Having the materials available and a list provided of tools, materials, etc.

Of course taking a class in person is much more involved and beneficial because you can interact with the teacher and other students easier.

All of the teachers that i have worked with, each learn more from their students and vise versa, it is amazing how unique we all see the same things so differently and the ideas and work that is created from that is never ending...

~joanna (the JL G. that has made the recent purchases on Etsy)

The Joy of Nesting said...

Gads Lynn I think there would be a line to take any of your classes. Your patinas make your fauxtiques so impressive with both your pewter and polymer clay. As a number have said a class doing your resin pieces is another must.

The few pieces you have done for Belle Armoire Jewelry are all excellent. Well written, interesting and understandable. So I think you could expand off of them and be headed in the right direction. Of course my vote is that you also consider taping them and offering them on line. There are some of us that just can't make it in a one day drive :) Erin's idea is an excellent one. There are a number of venues to teach classes at. It just depends on how many people you want to teach, how busy you want to be and how much time you want to devote to it. But I will tell you that you have the talent, and communication/teaching skills needed to successfuly teach adults. Perhaps this is the avenue for you to pursue your art full time :) Things to ponder.

Oh one more thing don't dismiss the idea of a book, to quickly Sometimes they can be the best of all worlds.

You are only limited by the limitations you place on yourself!
Pattie ;)
Mazatlan Mx.

Katie said...

Your stuff is so cool that it's hard to come up with something in particular that I would like in a class - how 'bout a little of everything? Maybe a class on creating one of your "collage" pieces with resin and pewter pieces (and maybe some polymer clay, too...)...I've done some work with resin, but getting the nice domed shape is something that would be cool to learn!

SummersStudio said...

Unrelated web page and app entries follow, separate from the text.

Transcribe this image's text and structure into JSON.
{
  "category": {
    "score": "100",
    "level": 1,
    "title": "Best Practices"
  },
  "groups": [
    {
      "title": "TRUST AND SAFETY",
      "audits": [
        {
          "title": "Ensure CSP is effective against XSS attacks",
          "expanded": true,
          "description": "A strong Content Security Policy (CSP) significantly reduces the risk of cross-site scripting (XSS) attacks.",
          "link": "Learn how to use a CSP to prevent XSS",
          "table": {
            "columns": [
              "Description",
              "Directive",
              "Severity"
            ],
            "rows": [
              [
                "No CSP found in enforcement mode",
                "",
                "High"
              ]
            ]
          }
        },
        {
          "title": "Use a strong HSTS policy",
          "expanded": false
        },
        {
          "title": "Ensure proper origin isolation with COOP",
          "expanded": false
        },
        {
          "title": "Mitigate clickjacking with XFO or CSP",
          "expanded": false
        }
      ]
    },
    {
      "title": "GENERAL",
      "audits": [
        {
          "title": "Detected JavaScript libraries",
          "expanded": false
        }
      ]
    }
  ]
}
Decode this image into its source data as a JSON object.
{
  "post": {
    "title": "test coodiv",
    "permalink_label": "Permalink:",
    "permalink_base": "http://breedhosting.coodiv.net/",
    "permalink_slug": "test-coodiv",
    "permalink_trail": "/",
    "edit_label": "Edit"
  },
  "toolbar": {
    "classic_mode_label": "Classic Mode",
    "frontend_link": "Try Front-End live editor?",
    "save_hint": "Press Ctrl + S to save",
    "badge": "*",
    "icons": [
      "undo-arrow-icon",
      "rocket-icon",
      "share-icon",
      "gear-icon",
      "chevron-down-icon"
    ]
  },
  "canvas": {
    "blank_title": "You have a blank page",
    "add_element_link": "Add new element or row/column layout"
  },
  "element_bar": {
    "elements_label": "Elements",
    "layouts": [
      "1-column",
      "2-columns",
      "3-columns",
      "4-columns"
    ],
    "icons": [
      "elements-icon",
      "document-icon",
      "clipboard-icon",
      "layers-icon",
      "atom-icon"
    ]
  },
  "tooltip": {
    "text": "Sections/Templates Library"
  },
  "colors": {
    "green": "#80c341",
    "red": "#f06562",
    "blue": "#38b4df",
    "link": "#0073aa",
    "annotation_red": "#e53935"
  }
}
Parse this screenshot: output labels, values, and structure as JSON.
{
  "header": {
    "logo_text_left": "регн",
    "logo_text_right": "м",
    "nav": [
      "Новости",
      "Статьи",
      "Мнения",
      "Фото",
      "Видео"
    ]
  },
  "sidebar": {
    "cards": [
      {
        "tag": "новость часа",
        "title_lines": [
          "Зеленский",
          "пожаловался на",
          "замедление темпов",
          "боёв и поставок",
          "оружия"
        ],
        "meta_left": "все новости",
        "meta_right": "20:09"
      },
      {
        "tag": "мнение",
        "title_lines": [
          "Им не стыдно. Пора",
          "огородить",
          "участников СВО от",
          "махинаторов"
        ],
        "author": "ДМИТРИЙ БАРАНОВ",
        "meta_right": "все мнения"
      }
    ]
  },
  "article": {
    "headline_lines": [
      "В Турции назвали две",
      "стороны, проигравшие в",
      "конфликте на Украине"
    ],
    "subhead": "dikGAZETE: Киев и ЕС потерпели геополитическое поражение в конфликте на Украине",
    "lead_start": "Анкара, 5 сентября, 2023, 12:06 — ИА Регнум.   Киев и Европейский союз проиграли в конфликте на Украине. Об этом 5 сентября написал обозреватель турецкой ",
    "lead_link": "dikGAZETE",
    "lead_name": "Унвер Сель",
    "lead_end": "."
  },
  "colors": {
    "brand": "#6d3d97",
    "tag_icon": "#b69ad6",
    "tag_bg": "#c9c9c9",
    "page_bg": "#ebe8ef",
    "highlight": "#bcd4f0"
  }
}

How did I miss this post? Well I have to say that I echo what others have said. But I'd be especially interested in the techniques you use for creating bezels and joining things together. Many years ago, my father taught me how to silver solder (he made sterling jewelry with his own lapidary work). I know from experience that you can read all you want to about metal joining but there is nothing like actually being there on the spot and seeing it 'live.' You have such a creative approach to metal work that I think this of all the many many things I'd like to learn from you would be my first pick.

joanna said...

Tis me again...

You could do so many classes as the others have said:

Resin casting

Pewter casting

Creating metal links

Creating bezels

Creating ceramic like glazed polymer beads

How to use color with metals

Soldering techniques

Aging beads, metal> doing a class on each individual process that you have gone through and aging each type of media, putting it all together. So many different classes because you have evolved through so many great mediums and techniques.

The list is as endless as your talent for creating and putting things together.

SharDon Exclusives said...

Lynn, I enjoy coming to your posts to see what you are up to. I personally would love a class on resin moulds and antiquing PLUS all of the above comments as each one stated exactly what I want to
I bead but do not do anything close to the beauties that you come up with. I am always intriqued...Sharon

Prairie Emporium said...

Lynn, I would love to take a class on the way you make your resin. Would you do and on line class? I hope so.